• [ASSIGNMENT]:
Take every line containing "Lilly" out of the records.

• [TASK INPUT]:
|---|
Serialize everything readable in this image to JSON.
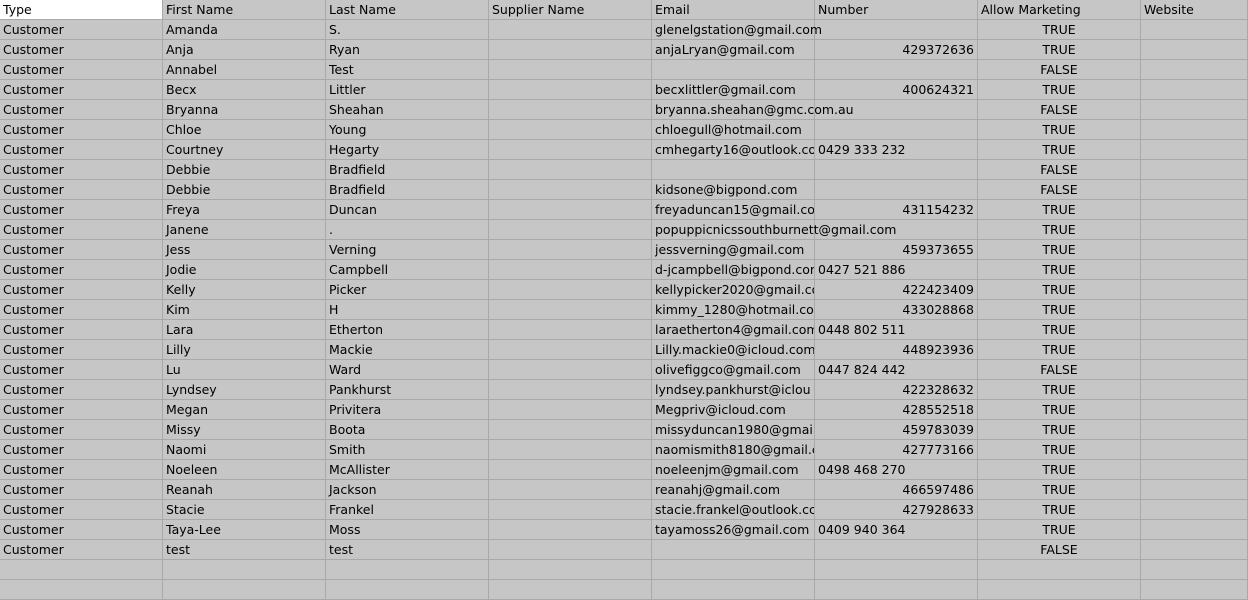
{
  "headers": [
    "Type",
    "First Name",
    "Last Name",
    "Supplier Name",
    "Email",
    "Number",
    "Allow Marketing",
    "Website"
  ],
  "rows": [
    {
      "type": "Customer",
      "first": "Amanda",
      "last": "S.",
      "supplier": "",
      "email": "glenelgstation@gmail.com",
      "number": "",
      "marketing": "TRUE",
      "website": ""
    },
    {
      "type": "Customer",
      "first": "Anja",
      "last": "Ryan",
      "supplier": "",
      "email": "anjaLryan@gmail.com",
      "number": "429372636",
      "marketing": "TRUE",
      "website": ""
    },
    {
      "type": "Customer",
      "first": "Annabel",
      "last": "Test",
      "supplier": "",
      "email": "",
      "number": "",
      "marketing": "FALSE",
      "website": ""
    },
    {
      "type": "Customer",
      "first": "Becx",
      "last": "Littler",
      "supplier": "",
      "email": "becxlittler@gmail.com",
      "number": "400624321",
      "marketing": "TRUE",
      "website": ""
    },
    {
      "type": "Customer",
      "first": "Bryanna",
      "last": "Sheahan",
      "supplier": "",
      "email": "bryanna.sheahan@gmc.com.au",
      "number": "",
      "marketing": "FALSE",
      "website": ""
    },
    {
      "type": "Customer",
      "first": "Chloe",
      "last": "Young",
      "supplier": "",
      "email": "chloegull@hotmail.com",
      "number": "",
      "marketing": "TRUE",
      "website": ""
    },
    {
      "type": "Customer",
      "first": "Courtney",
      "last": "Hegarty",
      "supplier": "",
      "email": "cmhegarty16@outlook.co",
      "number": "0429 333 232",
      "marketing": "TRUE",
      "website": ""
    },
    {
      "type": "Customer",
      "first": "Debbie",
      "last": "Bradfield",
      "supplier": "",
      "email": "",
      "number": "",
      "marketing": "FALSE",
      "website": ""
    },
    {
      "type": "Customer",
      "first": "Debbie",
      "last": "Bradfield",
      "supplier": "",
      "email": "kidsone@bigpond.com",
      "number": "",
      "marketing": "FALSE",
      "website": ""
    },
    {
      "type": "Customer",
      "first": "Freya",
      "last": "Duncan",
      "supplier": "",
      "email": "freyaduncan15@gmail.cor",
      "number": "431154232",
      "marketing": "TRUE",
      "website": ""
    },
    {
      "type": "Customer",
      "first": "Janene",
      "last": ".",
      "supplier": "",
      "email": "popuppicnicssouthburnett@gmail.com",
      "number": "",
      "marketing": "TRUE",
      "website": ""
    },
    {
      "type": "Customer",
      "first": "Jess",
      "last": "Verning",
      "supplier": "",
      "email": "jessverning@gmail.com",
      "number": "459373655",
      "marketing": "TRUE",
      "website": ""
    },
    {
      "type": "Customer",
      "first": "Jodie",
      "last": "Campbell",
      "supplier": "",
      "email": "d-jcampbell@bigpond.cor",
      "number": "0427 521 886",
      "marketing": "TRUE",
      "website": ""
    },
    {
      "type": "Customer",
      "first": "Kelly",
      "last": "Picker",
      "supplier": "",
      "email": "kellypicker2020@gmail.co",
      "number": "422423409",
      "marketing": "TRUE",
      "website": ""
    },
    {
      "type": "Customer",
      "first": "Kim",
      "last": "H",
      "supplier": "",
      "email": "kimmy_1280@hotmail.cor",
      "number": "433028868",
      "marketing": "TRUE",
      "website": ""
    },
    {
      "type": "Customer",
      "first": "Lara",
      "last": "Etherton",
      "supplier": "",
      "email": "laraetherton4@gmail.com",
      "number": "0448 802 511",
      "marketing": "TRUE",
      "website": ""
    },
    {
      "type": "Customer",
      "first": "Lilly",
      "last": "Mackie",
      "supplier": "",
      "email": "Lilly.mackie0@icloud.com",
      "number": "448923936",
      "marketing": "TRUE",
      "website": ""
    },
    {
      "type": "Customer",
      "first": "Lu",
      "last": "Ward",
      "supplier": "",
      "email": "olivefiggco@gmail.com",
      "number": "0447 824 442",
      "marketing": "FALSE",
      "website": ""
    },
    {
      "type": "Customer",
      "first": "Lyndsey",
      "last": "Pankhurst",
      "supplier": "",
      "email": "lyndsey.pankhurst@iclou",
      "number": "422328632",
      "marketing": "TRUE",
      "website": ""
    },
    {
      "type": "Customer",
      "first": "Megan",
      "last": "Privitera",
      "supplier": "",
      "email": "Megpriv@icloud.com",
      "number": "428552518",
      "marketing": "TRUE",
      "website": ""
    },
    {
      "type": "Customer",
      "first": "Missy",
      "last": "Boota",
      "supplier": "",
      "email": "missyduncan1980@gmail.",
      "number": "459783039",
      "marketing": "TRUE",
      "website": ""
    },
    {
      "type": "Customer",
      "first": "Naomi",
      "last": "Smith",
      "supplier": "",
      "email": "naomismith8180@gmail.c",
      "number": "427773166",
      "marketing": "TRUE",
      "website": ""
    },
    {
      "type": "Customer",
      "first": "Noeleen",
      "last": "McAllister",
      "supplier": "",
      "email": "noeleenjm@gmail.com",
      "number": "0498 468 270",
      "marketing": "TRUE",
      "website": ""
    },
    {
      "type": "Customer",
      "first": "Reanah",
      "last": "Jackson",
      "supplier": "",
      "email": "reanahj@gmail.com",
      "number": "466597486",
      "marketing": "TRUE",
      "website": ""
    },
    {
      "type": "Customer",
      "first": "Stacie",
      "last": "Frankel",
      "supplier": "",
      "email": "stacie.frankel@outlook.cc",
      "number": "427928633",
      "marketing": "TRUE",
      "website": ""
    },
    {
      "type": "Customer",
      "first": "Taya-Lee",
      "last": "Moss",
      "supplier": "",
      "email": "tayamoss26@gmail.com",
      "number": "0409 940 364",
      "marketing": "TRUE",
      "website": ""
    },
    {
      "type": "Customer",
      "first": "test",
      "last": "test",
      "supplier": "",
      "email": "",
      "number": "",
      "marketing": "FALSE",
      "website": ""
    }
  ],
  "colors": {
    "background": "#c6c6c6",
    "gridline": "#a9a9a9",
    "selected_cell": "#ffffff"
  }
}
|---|
• [RESPONSE TO THE EXERCISE]:
      "first": "Lilly",
      "email": "Lilly.mackie0@icloud.com",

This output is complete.